Judge Kevin Parker outlines the complexity of the ICTY process, 2008

Transcript of sound recording

We have very big and complex cases - nothing like the ordinary domestic offences, say where you might get one or two people murdered. We tend to have hundreds of people murdered over a prolonged time by very many people.

That means that the process of hearing the evidence of what happened becomes very prolonged. It's made longer because we have to work in several languages. At the least, we work in three languages. The case I've just finished, we worked in six languages simultaneously because different witnesses, different victims, different accused, and the lawyers representing them, were speaking different languages. The process of interpretation means that things move much more slowly than if everybody was speaking the one language. That means that trials typically, in our tribunal, take much more than a year. The average is nearly a year and a half. Some trials have lasted over two years, and one has lasted more than four years.

When the evidence finishes, and the parties have made their addresses, it's necessary then for the court to sit down and go over all that evidence, weigh it all up, and reach a decision as to whether each of the accused persons has been proved to be guilty, and that means weighing up all those months and months and months of evidence.

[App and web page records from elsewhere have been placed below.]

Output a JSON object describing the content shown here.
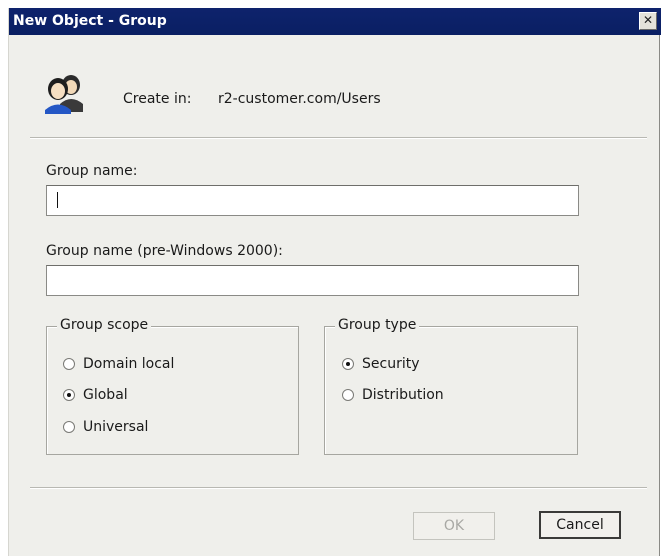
{
  "window": {
    "title": "New Object - Group",
    "close_glyph": "✕"
  },
  "header": {
    "icon": "users-group-icon",
    "create_in_label": "Create in:",
    "create_in_value": "r2-customer.com/Users"
  },
  "fields": {
    "group_name_label": "Group name:",
    "group_name_value": "",
    "pre2000_label": "Group name (pre-Windows 2000):",
    "pre2000_value": ""
  },
  "group_scope": {
    "legend": "Group scope",
    "options": [
      {
        "label": "Domain local",
        "checked": false
      },
      {
        "label": "Global",
        "checked": true
      },
      {
        "label": "Universal",
        "checked": false
      }
    ]
  },
  "group_type": {
    "legend": "Group type",
    "options": [
      {
        "label": "Security",
        "checked": true
      },
      {
        "label": "Distribution",
        "checked": false
      }
    ]
  },
  "buttons": {
    "ok_label": "OK",
    "ok_enabled": false,
    "cancel_label": "Cancel"
  }
}
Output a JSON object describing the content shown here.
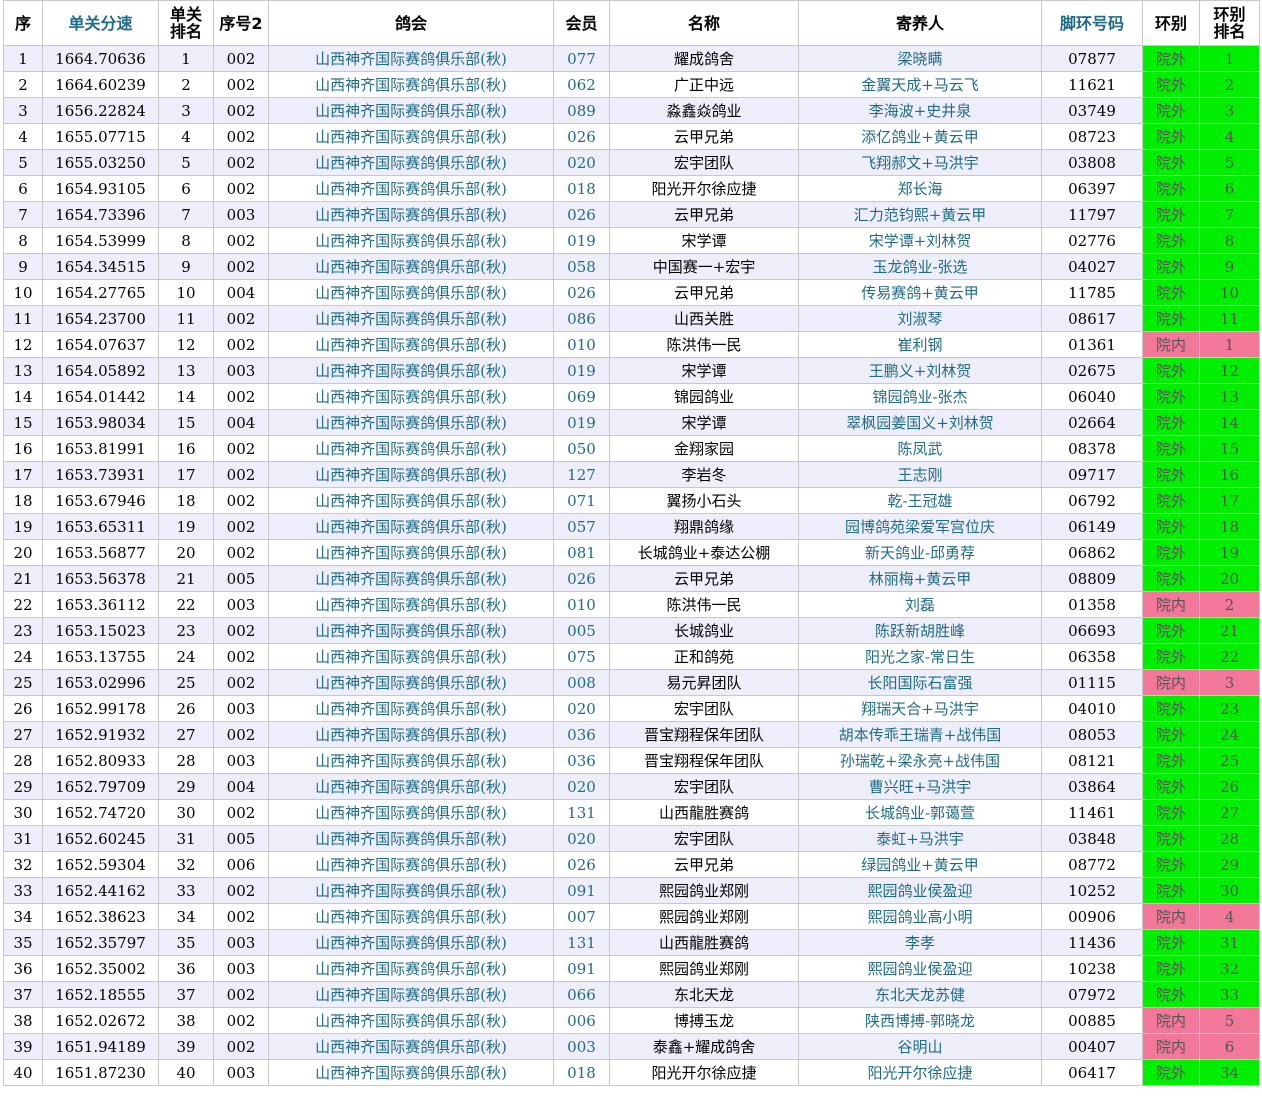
{
  "colors": {
    "zone_out": "#00ee00",
    "zone_in": "#f2789a",
    "link": "#1f6b86",
    "row_alt": "#eeeefa"
  },
  "headers": {
    "seq": "序",
    "speed": "单关分速",
    "rank_line1": "单关",
    "rank_line2": "排名",
    "seq2": "序号2",
    "club": "鸽会",
    "member": "会员",
    "name": "名称",
    "breeder": "寄养人",
    "ring": "脚环号码",
    "zone": "环别",
    "zone_rank_line1": "环别",
    "zone_rank_line2": "排名"
  },
  "rows": [
    {
      "seq": "1",
      "speed": "1664.70636",
      "rank": "1",
      "seq2": "002",
      "club": "山西神齐国际赛鸽俱乐部(秋)",
      "member": "077",
      "name": "耀成鸽舍",
      "breeder": "梁晓瞒",
      "ring": "07877",
      "zone": "院外",
      "zone_rank": "1"
    },
    {
      "seq": "2",
      "speed": "1664.60239",
      "rank": "2",
      "seq2": "002",
      "club": "山西神齐国际赛鸽俱乐部(秋)",
      "member": "062",
      "name": "广正中远",
      "breeder": "金翼天成+马云飞",
      "ring": "11621",
      "zone": "院外",
      "zone_rank": "2"
    },
    {
      "seq": "3",
      "speed": "1656.22824",
      "rank": "3",
      "seq2": "002",
      "club": "山西神齐国际赛鸽俱乐部(秋)",
      "member": "089",
      "name": "淼鑫焱鸽业",
      "breeder": "李海波+史井泉",
      "ring": "03749",
      "zone": "院外",
      "zone_rank": "3"
    },
    {
      "seq": "4",
      "speed": "1655.07715",
      "rank": "4",
      "seq2": "002",
      "club": "山西神齐国际赛鸽俱乐部(秋)",
      "member": "026",
      "name": "云甲兄弟",
      "breeder": "添亿鸽业+黄云甲",
      "ring": "08723",
      "zone": "院外",
      "zone_rank": "4"
    },
    {
      "seq": "5",
      "speed": "1655.03250",
      "rank": "5",
      "seq2": "002",
      "club": "山西神齐国际赛鸽俱乐部(秋)",
      "member": "020",
      "name": "宏宇团队",
      "breeder": "飞翔郝文+马洪宇",
      "ring": "03808",
      "zone": "院外",
      "zone_rank": "5"
    },
    {
      "seq": "6",
      "speed": "1654.93105",
      "rank": "6",
      "seq2": "002",
      "club": "山西神齐国际赛鸽俱乐部(秋)",
      "member": "018",
      "name": "阳光开尔徐应捷",
      "breeder": "郑长海",
      "ring": "06397",
      "zone": "院外",
      "zone_rank": "6"
    },
    {
      "seq": "7",
      "speed": "1654.73396",
      "rank": "7",
      "seq2": "003",
      "club": "山西神齐国际赛鸽俱乐部(秋)",
      "member": "026",
      "name": "云甲兄弟",
      "breeder": "汇力范钧熙+黄云甲",
      "ring": "11797",
      "zone": "院外",
      "zone_rank": "7"
    },
    {
      "seq": "8",
      "speed": "1654.53999",
      "rank": "8",
      "seq2": "002",
      "club": "山西神齐国际赛鸽俱乐部(秋)",
      "member": "019",
      "name": "宋学谭",
      "breeder": "宋学谭+刘林贺",
      "ring": "02776",
      "zone": "院外",
      "zone_rank": "8"
    },
    {
      "seq": "9",
      "speed": "1654.34515",
      "rank": "9",
      "seq2": "002",
      "club": "山西神齐国际赛鸽俱乐部(秋)",
      "member": "058",
      "name": "中国赛一+宏宇",
      "breeder": "玉龙鸽业-张选",
      "ring": "04027",
      "zone": "院外",
      "zone_rank": "9"
    },
    {
      "seq": "10",
      "speed": "1654.27765",
      "rank": "10",
      "seq2": "004",
      "club": "山西神齐国际赛鸽俱乐部(秋)",
      "member": "026",
      "name": "云甲兄弟",
      "breeder": "传易赛鸽+黄云甲",
      "ring": "11785",
      "zone": "院外",
      "zone_rank": "10"
    },
    {
      "seq": "11",
      "speed": "1654.23700",
      "rank": "11",
      "seq2": "002",
      "club": "山西神齐国际赛鸽俱乐部(秋)",
      "member": "086",
      "name": "山西关胜",
      "breeder": "刘淑琴",
      "ring": "08617",
      "zone": "院外",
      "zone_rank": "11"
    },
    {
      "seq": "12",
      "speed": "1654.07637",
      "rank": "12",
      "seq2": "002",
      "club": "山西神齐国际赛鸽俱乐部(秋)",
      "member": "010",
      "name": "陈洪伟一民",
      "breeder": "崔利钢",
      "ring": "01361",
      "zone": "院内",
      "zone_rank": "1"
    },
    {
      "seq": "13",
      "speed": "1654.05892",
      "rank": "13",
      "seq2": "003",
      "club": "山西神齐国际赛鸽俱乐部(秋)",
      "member": "019",
      "name": "宋学谭",
      "breeder": "王鹏义+刘林贺",
      "ring": "02675",
      "zone": "院外",
      "zone_rank": "12"
    },
    {
      "seq": "14",
      "speed": "1654.01442",
      "rank": "14",
      "seq2": "002",
      "club": "山西神齐国际赛鸽俱乐部(秋)",
      "member": "069",
      "name": "锦园鸽业",
      "breeder": "锦园鸽业-张杰",
      "ring": "06040",
      "zone": "院外",
      "zone_rank": "13"
    },
    {
      "seq": "15",
      "speed": "1653.98034",
      "rank": "15",
      "seq2": "004",
      "club": "山西神齐国际赛鸽俱乐部(秋)",
      "member": "019",
      "name": "宋学谭",
      "breeder": "翠枫园姜国义+刘林贺",
      "ring": "02664",
      "zone": "院外",
      "zone_rank": "14"
    },
    {
      "seq": "16",
      "speed": "1653.81991",
      "rank": "16",
      "seq2": "002",
      "club": "山西神齐国际赛鸽俱乐部(秋)",
      "member": "050",
      "name": "金翔家园",
      "breeder": "陈凤武",
      "ring": "08378",
      "zone": "院外",
      "zone_rank": "15"
    },
    {
      "seq": "17",
      "speed": "1653.73931",
      "rank": "17",
      "seq2": "002",
      "club": "山西神齐国际赛鸽俱乐部(秋)",
      "member": "127",
      "name": "李岩冬",
      "breeder": "王志刚",
      "ring": "09717",
      "zone": "院外",
      "zone_rank": "16"
    },
    {
      "seq": "18",
      "speed": "1653.67946",
      "rank": "18",
      "seq2": "002",
      "club": "山西神齐国际赛鸽俱乐部(秋)",
      "member": "071",
      "name": "翼扬小石头",
      "breeder": "乾-王冠雄",
      "ring": "06792",
      "zone": "院外",
      "zone_rank": "17"
    },
    {
      "seq": "19",
      "speed": "1653.65311",
      "rank": "19",
      "seq2": "002",
      "club": "山西神齐国际赛鸽俱乐部(秋)",
      "member": "057",
      "name": "翔鼎鸽缘",
      "breeder": "园博鸽苑梁爱军宫位庆",
      "ring": "06149",
      "zone": "院外",
      "zone_rank": "18"
    },
    {
      "seq": "20",
      "speed": "1653.56877",
      "rank": "20",
      "seq2": "002",
      "club": "山西神齐国际赛鸽俱乐部(秋)",
      "member": "081",
      "name": "长城鸽业+泰达公棚",
      "breeder": "新天鸽业-邱勇荐",
      "ring": "06862",
      "zone": "院外",
      "zone_rank": "19"
    },
    {
      "seq": "21",
      "speed": "1653.56378",
      "rank": "21",
      "seq2": "005",
      "club": "山西神齐国际赛鸽俱乐部(秋)",
      "member": "026",
      "name": "云甲兄弟",
      "breeder": "林丽梅+黄云甲",
      "ring": "08809",
      "zone": "院外",
      "zone_rank": "20"
    },
    {
      "seq": "22",
      "speed": "1653.36112",
      "rank": "22",
      "seq2": "003",
      "club": "山西神齐国际赛鸽俱乐部(秋)",
      "member": "010",
      "name": "陈洪伟一民",
      "breeder": "刘磊",
      "ring": "01358",
      "zone": "院内",
      "zone_rank": "2"
    },
    {
      "seq": "23",
      "speed": "1653.15023",
      "rank": "23",
      "seq2": "002",
      "club": "山西神齐国际赛鸽俱乐部(秋)",
      "member": "005",
      "name": "长城鸽业",
      "breeder": "陈跃新胡胜峰",
      "ring": "06693",
      "zone": "院外",
      "zone_rank": "21"
    },
    {
      "seq": "24",
      "speed": "1653.13755",
      "rank": "24",
      "seq2": "002",
      "club": "山西神齐国际赛鸽俱乐部(秋)",
      "member": "075",
      "name": "正和鸽苑",
      "breeder": "阳光之家-常日生",
      "ring": "06358",
      "zone": "院外",
      "zone_rank": "22"
    },
    {
      "seq": "25",
      "speed": "1653.02996",
      "rank": "25",
      "seq2": "002",
      "club": "山西神齐国际赛鸽俱乐部(秋)",
      "member": "008",
      "name": "易元昇团队",
      "breeder": "长阳国际石富强",
      "ring": "01115",
      "zone": "院内",
      "zone_rank": "3"
    },
    {
      "seq": "26",
      "speed": "1652.99178",
      "rank": "26",
      "seq2": "003",
      "club": "山西神齐国际赛鸽俱乐部(秋)",
      "member": "020",
      "name": "宏宇团队",
      "breeder": "翔瑞天合+马洪宇",
      "ring": "04010",
      "zone": "院外",
      "zone_rank": "23"
    },
    {
      "seq": "27",
      "speed": "1652.91932",
      "rank": "27",
      "seq2": "002",
      "club": "山西神齐国际赛鸽俱乐部(秋)",
      "member": "036",
      "name": "晋宝翔程保年团队",
      "breeder": "胡本传乖王瑞青+战伟国",
      "ring": "08053",
      "zone": "院外",
      "zone_rank": "24"
    },
    {
      "seq": "28",
      "speed": "1652.80933",
      "rank": "28",
      "seq2": "003",
      "club": "山西神齐国际赛鸽俱乐部(秋)",
      "member": "036",
      "name": "晋宝翔程保年团队",
      "breeder": "孙瑞乾+梁永亮+战伟国",
      "ring": "08121",
      "zone": "院外",
      "zone_rank": "25"
    },
    {
      "seq": "29",
      "speed": "1652.79709",
      "rank": "29",
      "seq2": "004",
      "club": "山西神齐国际赛鸽俱乐部(秋)",
      "member": "020",
      "name": "宏宇团队",
      "breeder": "曹兴旺+马洪宇",
      "ring": "03864",
      "zone": "院外",
      "zone_rank": "26"
    },
    {
      "seq": "30",
      "speed": "1652.74720",
      "rank": "30",
      "seq2": "002",
      "club": "山西神齐国际赛鸽俱乐部(秋)",
      "member": "131",
      "name": "山西龍胜赛鸽",
      "breeder": "长城鸽业-郭蔼萱",
      "ring": "11461",
      "zone": "院外",
      "zone_rank": "27"
    },
    {
      "seq": "31",
      "speed": "1652.60245",
      "rank": "31",
      "seq2": "005",
      "club": "山西神齐国际赛鸽俱乐部(秋)",
      "member": "020",
      "name": "宏宇团队",
      "breeder": "泰虹+马洪宇",
      "ring": "03848",
      "zone": "院外",
      "zone_rank": "28"
    },
    {
      "seq": "32",
      "speed": "1652.59304",
      "rank": "32",
      "seq2": "006",
      "club": "山西神齐国际赛鸽俱乐部(秋)",
      "member": "026",
      "name": "云甲兄弟",
      "breeder": "绿园鸽业+黄云甲",
      "ring": "08772",
      "zone": "院外",
      "zone_rank": "29"
    },
    {
      "seq": "33",
      "speed": "1652.44162",
      "rank": "33",
      "seq2": "002",
      "club": "山西神齐国际赛鸽俱乐部(秋)",
      "member": "091",
      "name": "熙园鸽业郑刚",
      "breeder": "熙园鸽业侯盈迎",
      "ring": "10252",
      "zone": "院外",
      "zone_rank": "30"
    },
    {
      "seq": "34",
      "speed": "1652.38623",
      "rank": "34",
      "seq2": "002",
      "club": "山西神齐国际赛鸽俱乐部(秋)",
      "member": "007",
      "name": "熙园鸽业郑刚",
      "breeder": "熙园鸽业高小明",
      "ring": "00906",
      "zone": "院内",
      "zone_rank": "4"
    },
    {
      "seq": "35",
      "speed": "1652.35797",
      "rank": "35",
      "seq2": "003",
      "club": "山西神齐国际赛鸽俱乐部(秋)",
      "member": "131",
      "name": "山西龍胜赛鸽",
      "breeder": "李孝",
      "ring": "11436",
      "zone": "院外",
      "zone_rank": "31"
    },
    {
      "seq": "36",
      "speed": "1652.35002",
      "rank": "36",
      "seq2": "003",
      "club": "山西神齐国际赛鸽俱乐部(秋)",
      "member": "091",
      "name": "熙园鸽业郑刚",
      "breeder": "熙园鸽业侯盈迎",
      "ring": "10238",
      "zone": "院外",
      "zone_rank": "32"
    },
    {
      "seq": "37",
      "speed": "1652.18555",
      "rank": "37",
      "seq2": "002",
      "club": "山西神齐国际赛鸽俱乐部(秋)",
      "member": "066",
      "name": "东北天龙",
      "breeder": "东北天龙苏健",
      "ring": "07972",
      "zone": "院外",
      "zone_rank": "33"
    },
    {
      "seq": "38",
      "speed": "1652.02672",
      "rank": "38",
      "seq2": "002",
      "club": "山西神齐国际赛鸽俱乐部(秋)",
      "member": "006",
      "name": "博搏玉龙",
      "breeder": "陕西博搏-郭晓龙",
      "ring": "00885",
      "zone": "院内",
      "zone_rank": "5"
    },
    {
      "seq": "39",
      "speed": "1651.94189",
      "rank": "39",
      "seq2": "002",
      "club": "山西神齐国际赛鸽俱乐部(秋)",
      "member": "003",
      "name": "泰鑫+耀成鸽舍",
      "breeder": "谷明山",
      "ring": "00407",
      "zone": "院内",
      "zone_rank": "6"
    },
    {
      "seq": "40",
      "speed": "1651.87230",
      "rank": "40",
      "seq2": "003",
      "club": "山西神齐国际赛鸽俱乐部(秋)",
      "member": "018",
      "name": "阳光开尔徐应捷",
      "breeder": "阳光开尔徐应捷",
      "ring": "06417",
      "zone": "院外",
      "zone_rank": "34"
    }
  ]
}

And not only do you hear witnesses for that time, but you receive hundreds and hundreds of documents, and you've got to review all of those as well.

A case that I have just finished, the evidence took some 14 months, and we had over 2,000 written documents, some of those being over 200 pages a document, so the process was very long. We managed to produce a decision and a written judgement of some 250 pages in two months. So the final decision was reached two months after the finish of the evidence in the case.